I also love that the spy book is about a woman who was, for the most part, an unsung hero of one of the world’s most harrowing conflicts. I think both books compliment each other well— a book about the past that can inform our thoughts on the world today, and a book about making our present and future the best it can be. Both are really inspiring.
And speaking of being inspired….some painting ideas have been rolling around in my mind and I can’t wait to sit down and get out the brushes! I’ve also got some new prints and notecards ordered at my print shop and once they are in, I cant wait to share them with you!
Anyhow, thank you for coming by to visit today! Hope you are well and that you enjoyed a little ramble through my French obsession at the moment. I’m always glad to have you stop by!

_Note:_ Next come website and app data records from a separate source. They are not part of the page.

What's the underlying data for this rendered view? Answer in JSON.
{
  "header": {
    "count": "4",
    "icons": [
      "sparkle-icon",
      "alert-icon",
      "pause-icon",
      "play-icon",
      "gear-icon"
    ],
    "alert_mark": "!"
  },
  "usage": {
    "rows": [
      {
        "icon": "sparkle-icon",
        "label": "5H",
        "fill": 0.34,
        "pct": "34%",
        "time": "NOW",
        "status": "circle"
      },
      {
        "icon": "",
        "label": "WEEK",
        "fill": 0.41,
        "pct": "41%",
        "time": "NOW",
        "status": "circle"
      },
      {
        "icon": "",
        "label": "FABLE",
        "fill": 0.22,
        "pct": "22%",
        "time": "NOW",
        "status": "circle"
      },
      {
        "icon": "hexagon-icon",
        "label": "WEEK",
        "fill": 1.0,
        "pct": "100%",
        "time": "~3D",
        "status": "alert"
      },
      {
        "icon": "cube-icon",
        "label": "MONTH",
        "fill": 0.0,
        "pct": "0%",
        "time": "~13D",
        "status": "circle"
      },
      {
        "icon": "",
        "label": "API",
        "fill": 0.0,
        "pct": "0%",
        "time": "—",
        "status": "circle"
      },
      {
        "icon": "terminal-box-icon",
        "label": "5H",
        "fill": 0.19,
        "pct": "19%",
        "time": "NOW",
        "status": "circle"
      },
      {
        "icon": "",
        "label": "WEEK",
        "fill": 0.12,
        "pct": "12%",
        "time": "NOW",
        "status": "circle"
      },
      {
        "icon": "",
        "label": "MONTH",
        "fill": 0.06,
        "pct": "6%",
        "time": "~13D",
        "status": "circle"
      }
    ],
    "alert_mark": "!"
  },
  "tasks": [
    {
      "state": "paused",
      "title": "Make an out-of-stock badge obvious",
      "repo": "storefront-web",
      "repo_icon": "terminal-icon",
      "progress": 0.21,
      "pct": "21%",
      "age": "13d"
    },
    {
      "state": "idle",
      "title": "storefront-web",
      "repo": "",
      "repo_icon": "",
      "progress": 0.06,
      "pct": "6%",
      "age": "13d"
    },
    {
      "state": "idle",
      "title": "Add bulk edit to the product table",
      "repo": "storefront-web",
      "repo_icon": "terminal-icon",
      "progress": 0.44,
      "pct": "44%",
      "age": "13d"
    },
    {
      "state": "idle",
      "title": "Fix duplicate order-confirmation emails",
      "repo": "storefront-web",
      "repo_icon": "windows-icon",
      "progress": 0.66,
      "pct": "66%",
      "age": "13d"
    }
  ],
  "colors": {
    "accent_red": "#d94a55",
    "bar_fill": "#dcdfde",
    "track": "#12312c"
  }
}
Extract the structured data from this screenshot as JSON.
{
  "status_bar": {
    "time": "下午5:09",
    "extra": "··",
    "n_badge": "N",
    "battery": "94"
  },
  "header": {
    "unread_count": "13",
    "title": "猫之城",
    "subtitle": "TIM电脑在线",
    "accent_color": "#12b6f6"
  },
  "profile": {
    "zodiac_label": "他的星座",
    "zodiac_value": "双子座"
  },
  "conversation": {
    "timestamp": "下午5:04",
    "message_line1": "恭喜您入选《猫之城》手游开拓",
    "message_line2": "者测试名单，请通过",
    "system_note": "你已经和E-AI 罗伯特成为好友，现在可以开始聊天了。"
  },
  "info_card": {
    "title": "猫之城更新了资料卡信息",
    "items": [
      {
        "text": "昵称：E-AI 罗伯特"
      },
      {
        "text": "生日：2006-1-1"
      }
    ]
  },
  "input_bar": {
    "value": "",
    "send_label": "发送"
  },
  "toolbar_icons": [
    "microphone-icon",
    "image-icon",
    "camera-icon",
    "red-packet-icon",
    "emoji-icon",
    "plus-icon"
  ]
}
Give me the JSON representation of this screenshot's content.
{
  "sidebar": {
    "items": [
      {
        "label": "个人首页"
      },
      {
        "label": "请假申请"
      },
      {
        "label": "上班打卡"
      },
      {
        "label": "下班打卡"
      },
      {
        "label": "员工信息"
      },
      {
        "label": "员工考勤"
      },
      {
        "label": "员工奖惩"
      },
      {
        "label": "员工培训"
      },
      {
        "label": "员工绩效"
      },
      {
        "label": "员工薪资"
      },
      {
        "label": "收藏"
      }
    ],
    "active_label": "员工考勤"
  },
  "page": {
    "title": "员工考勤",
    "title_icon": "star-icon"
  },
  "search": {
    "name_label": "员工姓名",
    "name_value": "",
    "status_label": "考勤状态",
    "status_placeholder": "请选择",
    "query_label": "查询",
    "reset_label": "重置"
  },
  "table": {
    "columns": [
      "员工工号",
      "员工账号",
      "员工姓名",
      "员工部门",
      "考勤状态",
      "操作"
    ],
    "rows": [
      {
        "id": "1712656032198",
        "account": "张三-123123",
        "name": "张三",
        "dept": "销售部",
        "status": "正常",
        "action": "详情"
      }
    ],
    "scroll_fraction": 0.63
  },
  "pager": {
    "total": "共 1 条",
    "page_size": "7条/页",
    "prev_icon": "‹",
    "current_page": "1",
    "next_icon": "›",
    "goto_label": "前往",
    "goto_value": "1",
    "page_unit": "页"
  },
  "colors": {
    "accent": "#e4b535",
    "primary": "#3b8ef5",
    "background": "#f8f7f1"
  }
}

Have a wonderful week!~
2 thoughts on “French Inspiration”
Ohh, La, La, la belle vie en France!! Votre crepes sont très bien avec les oeufs frais! Well, I am hoping there are not too many awful grammar errors in that sentence effort! LOL!! That spy novel sounds so awesome and I must read it. You know how I have fallen down this rabbit hole about Europe and WWI -WWII the past 3 years. There is so much to learn and read, I am not sure when I will finally emerge. Maybe never! In France, because of it’s age, there is so much history to explore because there are many remnants still standing. One can visit museums and learn about life during the years from 1914-1945 that tell an incredible story of bravery, determination, patriotism, and love of their beloved state. And that was all after Louis XV and the French Revolution! Speaking of the French history, I saw a documentary on George Washington on Presidents weekend on the National Georgraphic Channel that was written and produced by historian Doris Kearns Goodwin. One of the best parts was learning about the important friendship between American and the Marquis de Lafayette and the role he played in winning the American Revolution at the battle of Yorktown. Lafayette was also very close to Thomas Jefferson and came to Monticello to support and help Jefferson with the opening night for his beloved new University of Virginia. When he introduced Jefferson at the dinner, he spoke with such admiration and affection that Jefferson cried and his speech to follow had to be delayed a few minutes until he could compose himself. We have deep roots and connections to the French that go way back.
These new magazines and books that you found sound just perfect for finding inspiration and information and I can’t wait to see what comes out in paint soon!! It is true that French culture is so rich with honoring the simple things like fresh grown foods, coffee at a cafe that includes long conversations with friends. The Cafes are so plentiful and many are still here from the late 1800s and turn of the 20th Century. To be in one of them feels like a privilege. They are always busy and the street life is part of what people want and seek. No matter how small the town, there is always a cafe with a little table and chairs outside with a couple of people talking over a coffee or afternoon glass of wine or beer. It is a way of life and such a fantastic means of taking time to really be with someone and have conversation. The French are very passionate about their point of view!
May I also suggest you try the croquet monsieur and/or croquet madame. They are basic menu items in many cafes as well as street food by vendors. Easy, delicious, and most likely popular for your children too. With a side salad, they make a delicious lunch or light dinner.
And pour me a glass of wine and set an extra place beside Bertie because I want to join for un petit diner francais chez Sleightholm!
merci beaucoup, winnie!!! I know you’ll fully support my french habit! I think you’d really like the spy book. Ive just started and its already very good. one day I’d love to find myself in a french cafe….having a cafe au lait and people watching! Not sure I’ll ever get there, but a girl can dream! 😀 love that story about Jefferson and Lafayette. Lafayette was such a dynamic character!